Black & white & shades of gray

Oh, how simple life would be if everything were black and white. As a parent, I would never feel guilty that I gave this one this and not that one that. I would never be questioned why I let this one stay up later at a younger age than that one. I would always know the right thing to do. As a teacher, I could treat every student equally no matter his readiness or willingness. I would never be questioned why I let this one sit and read and asked that one to walk and talk. I would always know the right thing to do.

Life drops all kinds of tests and tasks in your lap, and the way in which you deal with them makes all the difference. It shows your outlook on fate and control; it shows your strengths and weaknesses. If it were easy, then we wouldn’t feel accomplished and driven.

Thus, I am frustrated when I am presented with people who are obstinately black and white and don’t permit themselves to see the shades of gray. They’ve gone as far to impose their views on others and restrict the successes that could be possible, if they would just let go of their own egos and selfish gains at stake to see the world with gray-colored glasses instead.

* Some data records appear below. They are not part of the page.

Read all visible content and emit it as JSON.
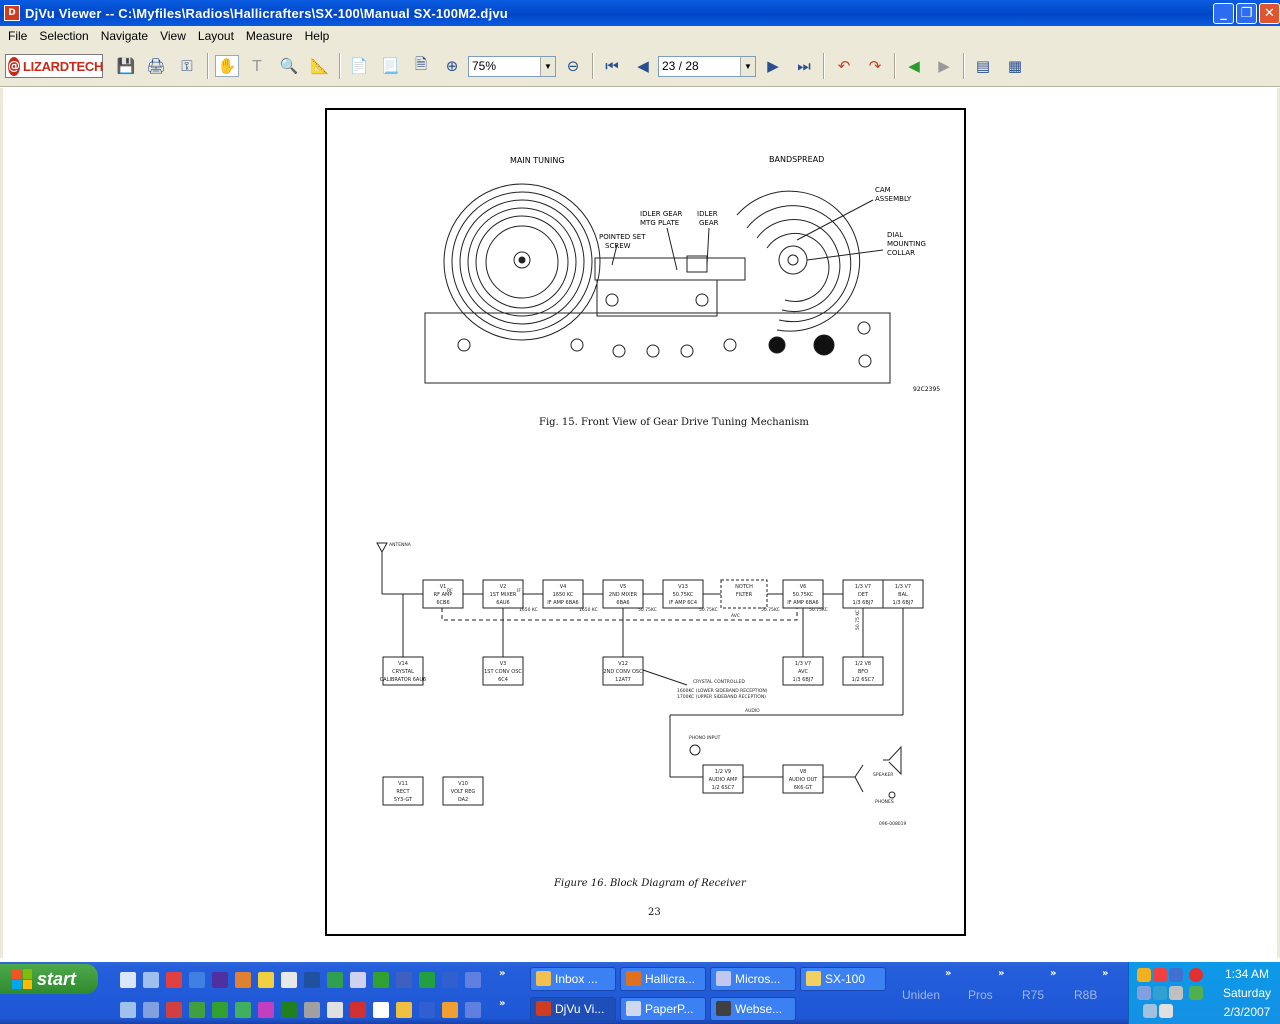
{
  "window": {
    "title": "DjVu Viewer -- C:\\Myfiles\\Radios\\Hallicrafters\\SX-100\\Manual SX-100M2.djvu"
  },
  "menu": [
    "File",
    "Selection",
    "Navigate",
    "View",
    "Layout",
    "Measure",
    "Help"
  ],
  "toolbar": {
    "logo": "LIZARDTECH",
    "zoom": "75%",
    "page": "23 / 28"
  },
  "document": {
    "fig15": {
      "labels": [
        "MAIN TUNING",
        "BANDSPREAD",
        "CAM",
        "ASSEMBLY",
        "IDLER GEAR",
        "MTG PLATE",
        "IDLER",
        "GEAR",
        "POINTED SET",
        "SCREW",
        "DIAL",
        "MOUNTING",
        "COLLAR",
        "92C2395"
      ],
      "caption": "Fig. 15. Front View of Gear Drive Tuning Mechanism"
    },
    "fig16": {
      "blocks": [
        {
          "id": "V1",
          "l1": "V1",
          "l2": "RF AMP",
          "l3": "6CB6"
        },
        {
          "id": "V2",
          "l1": "V2",
          "l2": "1ST MIXER",
          "l3": "6AU6"
        },
        {
          "id": "V4",
          "l1": "V4",
          "l2": "1650 KC",
          "l3": "IF AMP 6BA6"
        },
        {
          "id": "V5",
          "l1": "V5",
          "l2": "2ND MIXER",
          "l3": "6BA6"
        },
        {
          "id": "V13",
          "l1": "V13",
          "l2": "50.75KC",
          "l3": "IF AMP 6C4"
        },
        {
          "id": "notch",
          "l1": "NOTCH",
          "l2": "FILTER",
          "l3": ""
        },
        {
          "id": "V6",
          "l1": "V6",
          "l2": "50.75KC",
          "l3": "IF AMP 6BA6"
        },
        {
          "id": "V7det",
          "l1": "1/3 V7",
          "l2": "DET",
          "l3": "1/3 6BJ7"
        },
        {
          "id": "V7bal",
          "l1": "1/3 V7",
          "l2": "BAL",
          "l3": "1/3 6BJ7"
        },
        {
          "id": "V14",
          "l1": "V14",
          "l2": "CRYSTAL",
          "l3": "CALIBRATOR 6AU6"
        },
        {
          "id": "V3",
          "l1": "V3",
          "l2": "1ST CONV OSC",
          "l3": "6C4"
        },
        {
          "id": "V12",
          "l1": "V12",
          "l2": "2ND CONV OSC",
          "l3": "12AT7"
        },
        {
          "id": "V7avc",
          "l1": "1/3 V7",
          "l2": "AVC",
          "l3": "1/3 6BJ7"
        },
        {
          "id": "V8",
          "l1": "1/2 V8",
          "l2": "BFO",
          "l3": "1/2 6SC7"
        },
        {
          "id": "V9",
          "l1": "1/2 V9",
          "l2": "AUDIO AMP",
          "l3": "1/2 6SC7"
        },
        {
          "id": "V10out",
          "l1": "V8",
          "l2": "AUDIO OUT",
          "l3": "6K6-GT"
        },
        {
          "id": "V11",
          "l1": "V11",
          "l2": "RECT",
          "l3": "5Y3-GT"
        },
        {
          "id": "V10",
          "l1": "V10",
          "l2": "VOLT REG",
          "l3": "OA2"
        }
      ],
      "labels": [
        "ANTENNA",
        "RF",
        "IF",
        "1650 KC",
        "1650 KC",
        "50.75KC",
        "50.75KC",
        "50.75KC",
        "50.75KC",
        "AVC",
        "AUDIO",
        "PHONO INPUT",
        "SPEAKER",
        "PHONES",
        "CRYSTAL CONTROLLED",
        "1600KC (LOWER SIDEBAND RECEPTION)",
        "1700KC (UPPER SIDEBAND RECEPTION)",
        "50.75 KC",
        "096-008019"
      ],
      "caption": "Figure 16.  Block Diagram of Receiver"
    },
    "page_number": "23"
  },
  "taskbar": {
    "start": "start",
    "items_top": [
      "Inbox ...",
      "Hallicra...",
      "Micros...",
      "SX-100"
    ],
    "items_bottom": [
      "DjVu Vi...",
      "PaperP...",
      "Webse..."
    ],
    "groups": [
      "Uniden",
      "Pros",
      "R75",
      "R8B"
    ],
    "clock": {
      "time": "1:34 AM",
      "day": "Saturday",
      "date": "2/3/2007"
    }
  }
}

The last month or so, I’ve experienced a string of bad luck. There was an attempted break-in at my house over the summer. We lost power for almost a week due to Hurricane Irene. An earthquake shook our town spreading from DC. Significant changes were made in school (well-evidenced in public education overall) and to job responsibilities. My car was rear-ended at a red light during the rain and flooding from the tropical storm that skirted the Southeast. Schools were closing and residents evacuating and preparing for a couple more days of water-related issues. And every time I receive a text message back from my husband that says LOL, I realize that if I don’t keep laughing, I will drown in the storm.

I am grateful for the husband and family that I have supporting me, the friends and colleagues who are reaching out to me, and the stamina and fortitude that I know I have within me. If I only kept asking “why me?” and didn’t stand tall and forge forward, I would be victim to the mindset of black and white, wondering why I was being tested over and over. (I must admit I said that once or twice to a friend as I allowed myself to question whether I was losing my mind just then or living in some alternate universe.) Another good friend told me that when it rains, it pours, which was even funnier knowing that our dehumidifiers were running overtime in our basements in hopes that they’d soak up any rain (or evil goblins) that might seep in during the fourth day in a row of rain.

So, I would like to believe that people can appreciate the shades of gray in life, the subtleties that one learns to see when you have your own children and watch them make mistakes, when you teach others’ children and watch them walk in to your classroom with troubles they had no hand in carrying, and when you are faced with burdens and aggravation that rained down from the sky or crashed through your door for no apparent reason. Put yourself in the other person’s shoes and see how they fit, and remember that not everyone looks good in black and white.